-- The problem --
Please return every line of the records below that holds the word "JSON".
- - - - -
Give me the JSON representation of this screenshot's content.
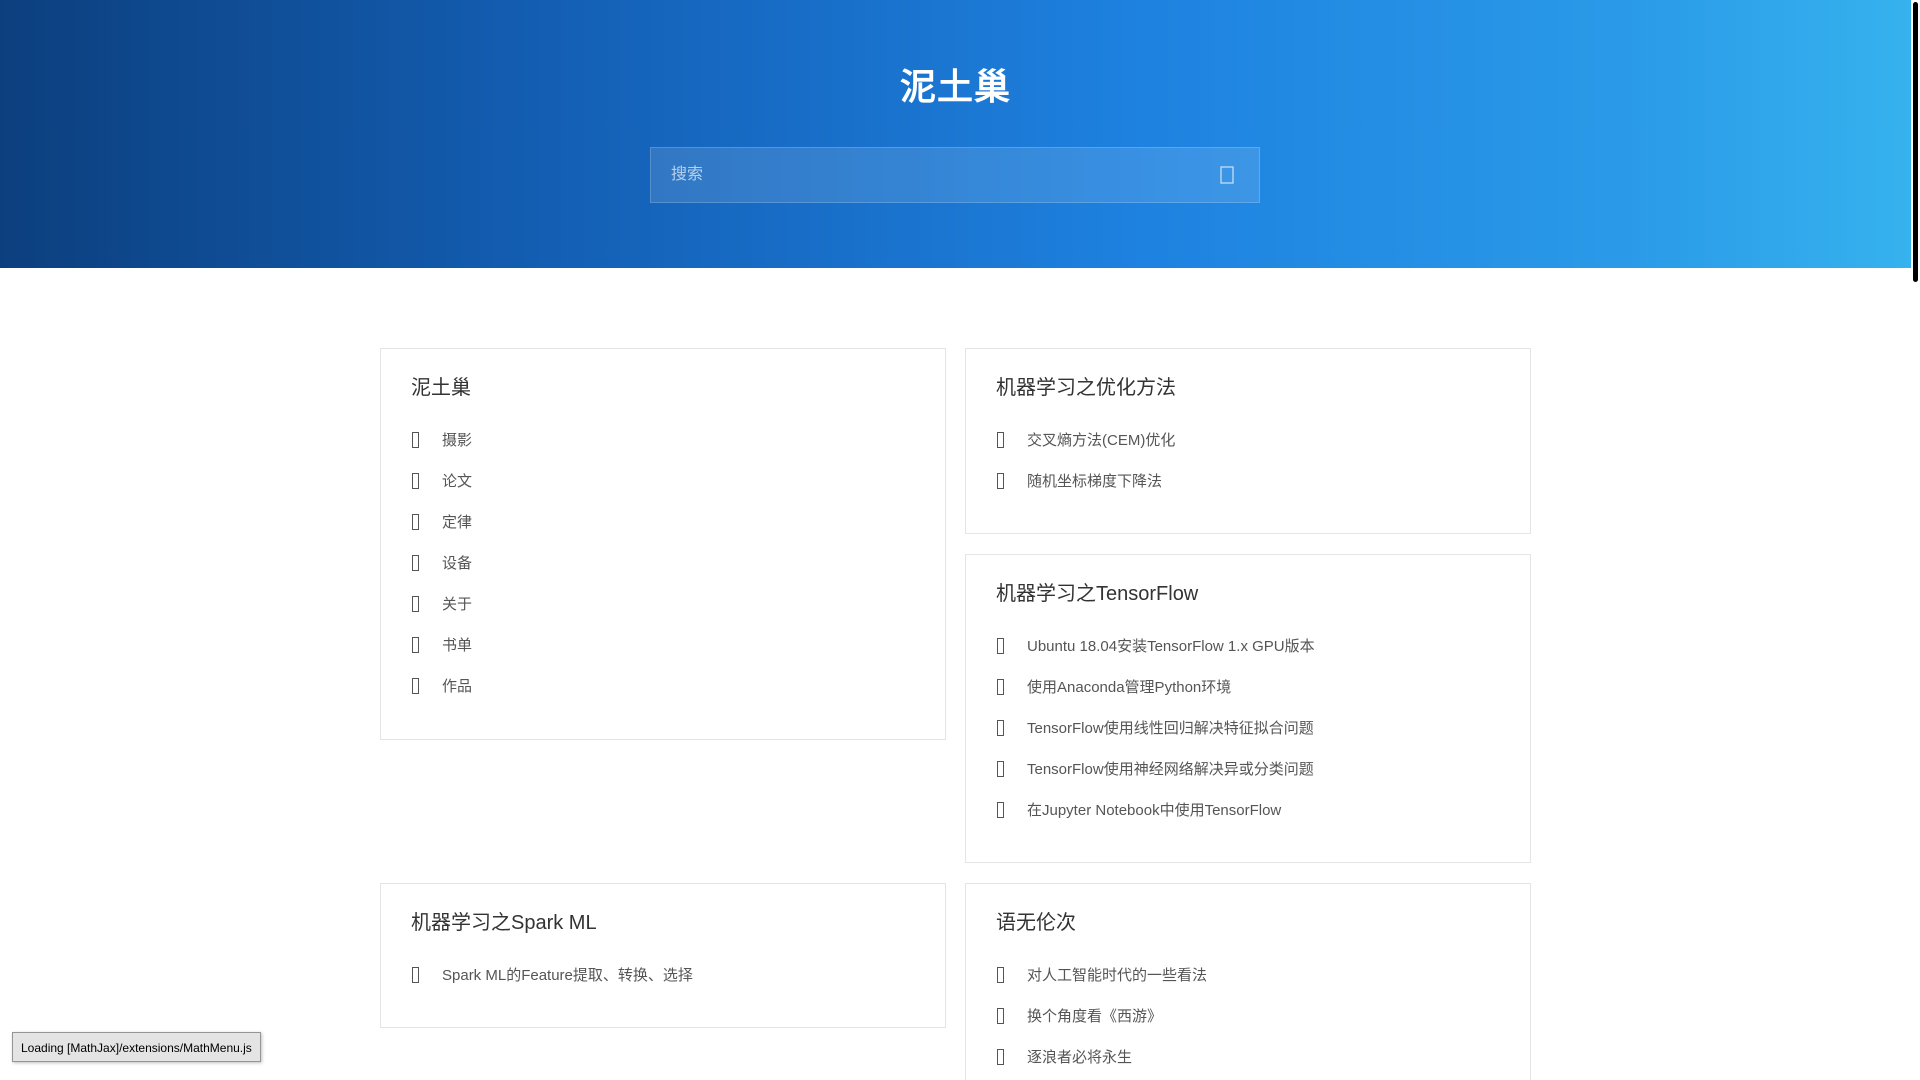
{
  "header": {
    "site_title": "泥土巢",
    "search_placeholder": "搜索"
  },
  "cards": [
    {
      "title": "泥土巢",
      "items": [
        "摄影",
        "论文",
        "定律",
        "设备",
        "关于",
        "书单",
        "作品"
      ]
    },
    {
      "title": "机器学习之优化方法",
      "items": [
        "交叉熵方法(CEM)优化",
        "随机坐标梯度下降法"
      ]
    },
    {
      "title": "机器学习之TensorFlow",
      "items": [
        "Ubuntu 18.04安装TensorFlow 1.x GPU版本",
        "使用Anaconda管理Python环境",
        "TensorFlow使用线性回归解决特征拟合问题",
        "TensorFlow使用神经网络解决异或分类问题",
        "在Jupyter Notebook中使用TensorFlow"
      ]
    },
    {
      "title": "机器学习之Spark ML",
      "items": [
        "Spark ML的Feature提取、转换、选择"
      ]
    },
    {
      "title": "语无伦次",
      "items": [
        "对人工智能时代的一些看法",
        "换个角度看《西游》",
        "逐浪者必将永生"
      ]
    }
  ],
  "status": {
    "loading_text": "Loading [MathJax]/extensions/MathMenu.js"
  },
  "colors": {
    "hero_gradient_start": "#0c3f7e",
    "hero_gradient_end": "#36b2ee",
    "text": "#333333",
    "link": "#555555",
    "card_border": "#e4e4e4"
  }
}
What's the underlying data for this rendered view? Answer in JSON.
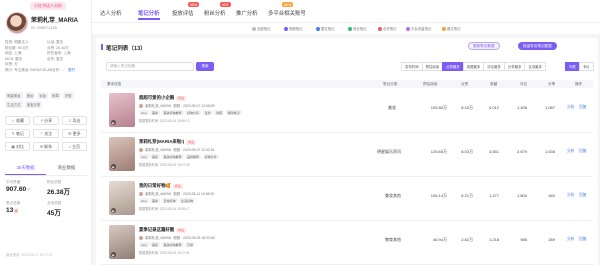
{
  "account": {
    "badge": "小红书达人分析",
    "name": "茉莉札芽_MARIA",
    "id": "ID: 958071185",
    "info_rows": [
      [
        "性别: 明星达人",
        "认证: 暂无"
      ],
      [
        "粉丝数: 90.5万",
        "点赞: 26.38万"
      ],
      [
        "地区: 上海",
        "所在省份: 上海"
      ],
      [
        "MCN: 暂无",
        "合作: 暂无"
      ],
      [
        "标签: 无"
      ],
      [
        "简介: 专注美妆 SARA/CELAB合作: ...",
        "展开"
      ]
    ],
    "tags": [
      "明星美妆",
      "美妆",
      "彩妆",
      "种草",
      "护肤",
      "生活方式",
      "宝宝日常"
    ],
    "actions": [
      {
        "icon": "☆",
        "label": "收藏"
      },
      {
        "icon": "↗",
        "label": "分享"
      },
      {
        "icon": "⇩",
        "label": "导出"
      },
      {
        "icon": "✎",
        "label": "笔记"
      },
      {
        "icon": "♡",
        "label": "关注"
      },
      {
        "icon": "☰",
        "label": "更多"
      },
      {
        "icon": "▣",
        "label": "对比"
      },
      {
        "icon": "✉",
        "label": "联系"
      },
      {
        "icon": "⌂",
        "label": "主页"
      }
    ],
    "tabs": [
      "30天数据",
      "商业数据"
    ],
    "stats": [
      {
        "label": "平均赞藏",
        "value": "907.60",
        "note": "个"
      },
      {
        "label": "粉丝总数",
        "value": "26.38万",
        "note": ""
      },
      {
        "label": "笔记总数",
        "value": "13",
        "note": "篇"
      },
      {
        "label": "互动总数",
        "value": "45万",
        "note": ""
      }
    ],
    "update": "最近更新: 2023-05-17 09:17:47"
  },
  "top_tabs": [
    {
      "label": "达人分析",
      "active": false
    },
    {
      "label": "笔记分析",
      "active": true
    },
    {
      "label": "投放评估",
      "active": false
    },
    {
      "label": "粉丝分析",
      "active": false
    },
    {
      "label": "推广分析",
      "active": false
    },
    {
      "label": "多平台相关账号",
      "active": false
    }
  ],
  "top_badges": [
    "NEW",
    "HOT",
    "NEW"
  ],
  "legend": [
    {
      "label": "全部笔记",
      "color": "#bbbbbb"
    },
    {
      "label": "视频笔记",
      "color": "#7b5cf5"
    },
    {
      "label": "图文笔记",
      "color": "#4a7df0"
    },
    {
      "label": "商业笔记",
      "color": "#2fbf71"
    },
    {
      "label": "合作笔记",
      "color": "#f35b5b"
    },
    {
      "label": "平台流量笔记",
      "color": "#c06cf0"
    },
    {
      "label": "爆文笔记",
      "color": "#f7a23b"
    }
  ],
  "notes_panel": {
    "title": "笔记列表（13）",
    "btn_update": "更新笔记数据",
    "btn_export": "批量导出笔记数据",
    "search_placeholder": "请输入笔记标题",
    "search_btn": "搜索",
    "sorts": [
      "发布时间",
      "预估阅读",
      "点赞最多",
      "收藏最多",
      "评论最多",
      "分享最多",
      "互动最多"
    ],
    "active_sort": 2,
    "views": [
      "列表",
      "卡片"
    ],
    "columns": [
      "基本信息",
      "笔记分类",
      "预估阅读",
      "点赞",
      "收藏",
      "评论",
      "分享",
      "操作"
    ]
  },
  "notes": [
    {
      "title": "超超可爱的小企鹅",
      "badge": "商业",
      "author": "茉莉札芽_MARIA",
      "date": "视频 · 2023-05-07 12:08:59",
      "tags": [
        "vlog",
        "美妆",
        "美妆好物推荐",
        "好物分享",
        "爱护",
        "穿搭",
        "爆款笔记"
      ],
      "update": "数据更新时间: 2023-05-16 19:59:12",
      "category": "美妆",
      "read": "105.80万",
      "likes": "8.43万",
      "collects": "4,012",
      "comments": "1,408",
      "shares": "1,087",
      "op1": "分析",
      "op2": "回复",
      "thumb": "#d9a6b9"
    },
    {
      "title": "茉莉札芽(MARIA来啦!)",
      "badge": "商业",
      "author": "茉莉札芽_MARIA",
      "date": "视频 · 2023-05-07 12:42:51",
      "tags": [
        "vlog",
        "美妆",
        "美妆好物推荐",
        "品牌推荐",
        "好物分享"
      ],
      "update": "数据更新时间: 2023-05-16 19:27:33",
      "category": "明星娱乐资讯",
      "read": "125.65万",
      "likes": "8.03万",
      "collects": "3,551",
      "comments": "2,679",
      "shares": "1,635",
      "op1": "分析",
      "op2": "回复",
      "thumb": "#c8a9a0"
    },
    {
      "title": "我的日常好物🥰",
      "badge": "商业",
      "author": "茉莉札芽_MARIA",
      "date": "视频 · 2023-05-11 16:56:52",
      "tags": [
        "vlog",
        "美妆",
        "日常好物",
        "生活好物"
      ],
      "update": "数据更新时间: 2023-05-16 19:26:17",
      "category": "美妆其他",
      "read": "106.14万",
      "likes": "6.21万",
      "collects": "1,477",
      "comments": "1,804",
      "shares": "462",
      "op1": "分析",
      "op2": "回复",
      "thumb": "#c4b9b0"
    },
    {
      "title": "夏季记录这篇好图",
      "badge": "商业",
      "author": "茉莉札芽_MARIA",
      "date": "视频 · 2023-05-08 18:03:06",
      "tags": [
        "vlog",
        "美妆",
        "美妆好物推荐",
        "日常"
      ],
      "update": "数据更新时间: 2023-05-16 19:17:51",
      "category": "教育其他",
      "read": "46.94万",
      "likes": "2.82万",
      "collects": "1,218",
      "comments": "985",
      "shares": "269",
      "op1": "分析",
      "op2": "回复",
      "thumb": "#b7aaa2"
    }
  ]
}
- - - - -
-- Exercise output --
Give me the JSON representation of this screenshot's content.
What's the underlying data for this rendered view? Answer in JSON.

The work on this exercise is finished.